### WORKING DATA
-*-*-

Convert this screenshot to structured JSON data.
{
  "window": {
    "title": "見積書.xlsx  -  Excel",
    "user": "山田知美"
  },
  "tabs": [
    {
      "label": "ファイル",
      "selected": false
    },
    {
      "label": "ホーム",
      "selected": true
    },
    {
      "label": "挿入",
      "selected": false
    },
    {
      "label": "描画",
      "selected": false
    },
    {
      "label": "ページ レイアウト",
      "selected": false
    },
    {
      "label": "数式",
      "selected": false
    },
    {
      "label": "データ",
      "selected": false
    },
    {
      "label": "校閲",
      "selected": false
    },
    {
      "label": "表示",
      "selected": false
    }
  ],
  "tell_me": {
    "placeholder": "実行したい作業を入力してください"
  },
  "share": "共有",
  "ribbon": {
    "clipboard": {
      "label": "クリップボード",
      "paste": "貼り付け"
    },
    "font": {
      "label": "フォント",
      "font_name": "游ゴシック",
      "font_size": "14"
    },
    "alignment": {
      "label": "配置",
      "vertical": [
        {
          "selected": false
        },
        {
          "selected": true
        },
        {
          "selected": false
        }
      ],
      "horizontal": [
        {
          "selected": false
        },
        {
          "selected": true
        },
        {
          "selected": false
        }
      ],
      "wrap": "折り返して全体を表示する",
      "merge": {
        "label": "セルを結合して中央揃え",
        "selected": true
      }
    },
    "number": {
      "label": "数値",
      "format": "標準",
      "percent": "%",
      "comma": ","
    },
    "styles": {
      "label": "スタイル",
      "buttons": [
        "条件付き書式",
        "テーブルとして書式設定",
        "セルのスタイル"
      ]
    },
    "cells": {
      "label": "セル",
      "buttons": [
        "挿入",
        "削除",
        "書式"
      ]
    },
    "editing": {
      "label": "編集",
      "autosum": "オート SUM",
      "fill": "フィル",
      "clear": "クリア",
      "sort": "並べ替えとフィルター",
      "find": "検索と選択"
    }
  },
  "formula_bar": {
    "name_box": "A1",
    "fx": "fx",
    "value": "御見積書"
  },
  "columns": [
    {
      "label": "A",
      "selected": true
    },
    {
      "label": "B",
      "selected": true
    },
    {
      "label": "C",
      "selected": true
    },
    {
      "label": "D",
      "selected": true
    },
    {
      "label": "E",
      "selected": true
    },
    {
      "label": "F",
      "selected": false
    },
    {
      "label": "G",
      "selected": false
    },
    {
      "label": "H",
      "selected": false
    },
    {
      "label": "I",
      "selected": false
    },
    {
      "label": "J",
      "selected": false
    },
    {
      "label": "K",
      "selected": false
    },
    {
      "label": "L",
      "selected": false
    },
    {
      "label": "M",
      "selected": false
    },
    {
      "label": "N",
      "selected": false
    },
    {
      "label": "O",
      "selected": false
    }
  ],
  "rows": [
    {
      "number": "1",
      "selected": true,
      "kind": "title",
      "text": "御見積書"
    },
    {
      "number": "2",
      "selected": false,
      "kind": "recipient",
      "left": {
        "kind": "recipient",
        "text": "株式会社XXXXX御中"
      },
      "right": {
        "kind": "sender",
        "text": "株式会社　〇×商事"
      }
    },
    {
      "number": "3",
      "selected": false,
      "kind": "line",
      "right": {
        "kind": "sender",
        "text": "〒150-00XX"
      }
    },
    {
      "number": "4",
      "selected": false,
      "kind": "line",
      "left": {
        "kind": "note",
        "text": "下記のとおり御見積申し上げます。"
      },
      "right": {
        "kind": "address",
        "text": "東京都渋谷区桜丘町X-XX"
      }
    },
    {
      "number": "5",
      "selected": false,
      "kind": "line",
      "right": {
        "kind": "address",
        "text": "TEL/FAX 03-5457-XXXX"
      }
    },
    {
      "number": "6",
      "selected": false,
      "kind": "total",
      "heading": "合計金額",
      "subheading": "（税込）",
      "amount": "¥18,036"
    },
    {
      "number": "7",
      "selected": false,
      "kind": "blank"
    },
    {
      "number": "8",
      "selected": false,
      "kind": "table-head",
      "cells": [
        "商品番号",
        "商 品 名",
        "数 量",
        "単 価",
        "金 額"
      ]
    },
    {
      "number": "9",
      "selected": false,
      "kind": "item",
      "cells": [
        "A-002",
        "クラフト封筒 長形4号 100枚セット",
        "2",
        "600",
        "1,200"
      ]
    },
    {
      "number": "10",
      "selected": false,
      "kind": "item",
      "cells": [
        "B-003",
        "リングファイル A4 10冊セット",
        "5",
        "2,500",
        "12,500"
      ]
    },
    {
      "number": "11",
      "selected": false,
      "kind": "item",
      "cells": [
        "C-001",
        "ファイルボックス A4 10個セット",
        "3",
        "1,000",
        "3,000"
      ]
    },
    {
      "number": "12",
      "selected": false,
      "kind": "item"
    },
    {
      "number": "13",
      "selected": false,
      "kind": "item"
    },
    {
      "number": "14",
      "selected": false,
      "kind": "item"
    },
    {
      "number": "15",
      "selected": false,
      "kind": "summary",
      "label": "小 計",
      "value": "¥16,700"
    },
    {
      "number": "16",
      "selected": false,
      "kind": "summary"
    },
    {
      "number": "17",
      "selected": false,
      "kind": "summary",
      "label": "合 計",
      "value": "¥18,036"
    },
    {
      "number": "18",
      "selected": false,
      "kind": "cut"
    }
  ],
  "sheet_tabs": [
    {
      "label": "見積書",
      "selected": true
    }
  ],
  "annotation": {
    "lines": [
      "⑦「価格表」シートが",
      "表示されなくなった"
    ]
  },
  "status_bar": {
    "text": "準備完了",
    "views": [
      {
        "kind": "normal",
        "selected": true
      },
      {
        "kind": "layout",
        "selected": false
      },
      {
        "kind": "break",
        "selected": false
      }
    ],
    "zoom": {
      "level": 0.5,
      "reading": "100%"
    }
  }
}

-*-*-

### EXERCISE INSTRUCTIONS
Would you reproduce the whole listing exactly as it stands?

### RESPONSE
Convert this screenshot to structured JSON data.
{
  "window": {
    "title": "見積書.xlsx  -  Excel",
    "user": "山田知美"
  },
  "tabs": [
    {
      "label": "ファイル",
      "selected": false
    },
    {
      "label": "ホーム",
      "selected": true
    },
    {
      "label": "挿入",
      "selected": false
    },
    {
      "label": "描画",
      "selected": false
    },
    {
      "label": "ページ レイアウト",
      "selected": false
    },
    {
      "label": "数式",
      "selected": false
    },
    {
      "label": "データ",
      "selected": false
    },
    {
      "label": "校閲",
      "selected": false
    },
    {
      "label": "表示",
      "selected": false
    }
  ],
  "tell_me": {
    "placeholder": "実行したい作業を入力してください"
  },
  "share": "共有",
  "ribbon": {
    "clipboard": {
      "label": "クリップボード",
      "paste": "貼り付け"
    },
    "font": {
      "label": "フォント",
      "font_name": "游ゴシック",
      "font_size": "14"
    },
    "alignment": {
      "label": "配置",
      "vertical": [
        {
          "selected": false
        },
        {
          "selected": true
        },
        {
          "selected": false
        }
      ],
      "horizontal": [
        {
          "selected": false
        },
        {
          "selected": true
        },
        {
          "selected": false
        }
      ],
      "wrap": "折り返して全体を表示する",
      "merge": {
        "label": "セルを結合して中央揃え",
        "selected": true
      }
    },
    "number": {
      "label": "数値",
      "format": "標準",
      "percent": "%",
      "comma": ","
    },
    "styles": {
      "label": "スタイル",
      "buttons": [
        "条件付き書式",
        "テーブルとして書式設定",
        "セルのスタイル"
      ]
    },
    "cells": {
      "label": "セル",
      "buttons": [
        "挿入",
        "削除",
        "書式"
      ]
    },
    "editing": {
      "label": "編集",
      "autosum": "オート SUM",
      "fill": "フィル",
      "clear": "クリア",
      "sort": "並べ替えとフィルター",
      "find": "検索と選択"
    }
  },
  "formula_bar": {
    "name_box": "A1",
    "fx": "fx",
    "value": "御見積書"
  },
  "columns": [
    {
      "label": "A",
      "selected": true
    },
    {
      "label": "B",
      "selected": true
    },
    {
      "label": "C",
      "selected": true
    },
    {
      "label": "D",
      "selected": true
    },
    {
      "label": "E",
      "selected": true
    },
    {
      "label": "F",
      "selected": false
    },
    {
      "label": "G",
      "selected": false
    },
    {
      "label": "H",
      "selected": false
    },
    {
      "label": "I",
      "selected": false
    },
    {
      "label": "J",
      "selected": false
    },
    {
      "label": "K",
      "selected": false
    },
    {
      "label": "L",
      "selected": false
    },
    {
      "label": "M",
      "selected": false
    },
    {
      "label": "N",
      "selected": false
    },
    {
      "label": "O",
      "selected": false
    }
  ],
  "rows": [
    {
      "number": "1",
      "selected": true,
      "kind": "title",
      "text": "御見積書"
    },
    {
      "number": "2",
      "selected": false,
      "kind": "recipient",
      "left": {
        "kind": "recipient",
        "text": "株式会社XXXXX御中"
      },
      "right": {
        "kind": "sender",
        "text": "株式会社　〇×商事"
      }
    },
    {
      "number": "3",
      "selected": false,
      "kind": "line",
      "right": {
        "kind": "sender",
        "text": "〒150-00XX"
      }
    },
    {
      "number": "4",
      "selected": false,
      "kind": "line",
      "left": {
        "kind": "note",
        "text": "下記のとおり御見積申し上げます。"
      },
      "right": {
        "kind": "address",
        "text": "東京都渋谷区桜丘町X-XX"
      }
    },
    {
      "number": "5",
      "selected": false,
      "kind": "line",
      "right": {
        "kind": "address",
        "text": "TEL/FAX 03-5457-XXXX"
      }
    },
    {
      "number": "6",
      "selected": false,
      "kind": "total",
      "heading": "合計金額",
      "subheading": "（税込）",
      "amount": "¥18,036"
    },
    {
      "number": "7",
      "selected": false,
      "kind": "blank"
    },
    {
      "number": "8",
      "selected": false,
      "kind": "table-head",
      "cells": [
        "商品番号",
        "商 品 名",
        "数 量",
        "単 価",
        "金 額"
      ]
    },
    {
      "number": "9",
      "selected": false,
      "kind": "item",
      "cells": [
        "A-002",
        "クラフト封筒 長形4号 100枚セット",
        "2",
        "600",
        "1,200"
      ]
    },
    {
      "number": "10",
      "selected": false,
      "kind": "item",
      "cells": [
        "B-003",
        "リングファイル A4 10冊セット",
        "5",
        "2,500",
        "12,500"
      ]
    },
    {
      "number": "11",
      "selected": false,
      "kind": "item",
      "cells": [
        "C-001",
        "ファイルボックス A4 10個セット",
        "3",
        "1,000",
        "3,000"
      ]
    },
    {
      "number": "12",
      "selected": false,
      "kind": "item"
    },
    {
      "number": "13",
      "selected": false,
      "kind": "item"
    },
    {
      "number": "14",
      "selected": false,
      "kind": "item"
    },
    {
      "number": "15",
      "selected": false,
      "kind": "summary",
      "label": "小 計",
      "value": "¥16,700"
    },
    {
      "number": "16",
      "selected": false,
      "kind": "summary"
    },
    {
      "number": "17",
      "selected": false,
      "kind": "summary",
      "label": "合 計",
      "value": "¥18,036"
    },
    {
      "number": "18",
      "selected": false,
      "kind": "cut"
    }
  ],
  "sheet_tabs": [
    {
      "label": "見積書",
      "selected": true
    }
  ],
  "annotation": {
    "lines": [
      "⑦「価格表」シートが",
      "表示されなくなった"
    ]
  },
  "status_bar": {
    "text": "準備完了",
    "views": [
      {
        "kind": "normal",
        "selected": true
      },
      {
        "kind": "layout",
        "selected": false
      },
      {
        "kind": "break",
        "selected": false
      }
    ],
    "zoom": {
      "level": 0.5,
      "reading": "100%"
    }
  }
}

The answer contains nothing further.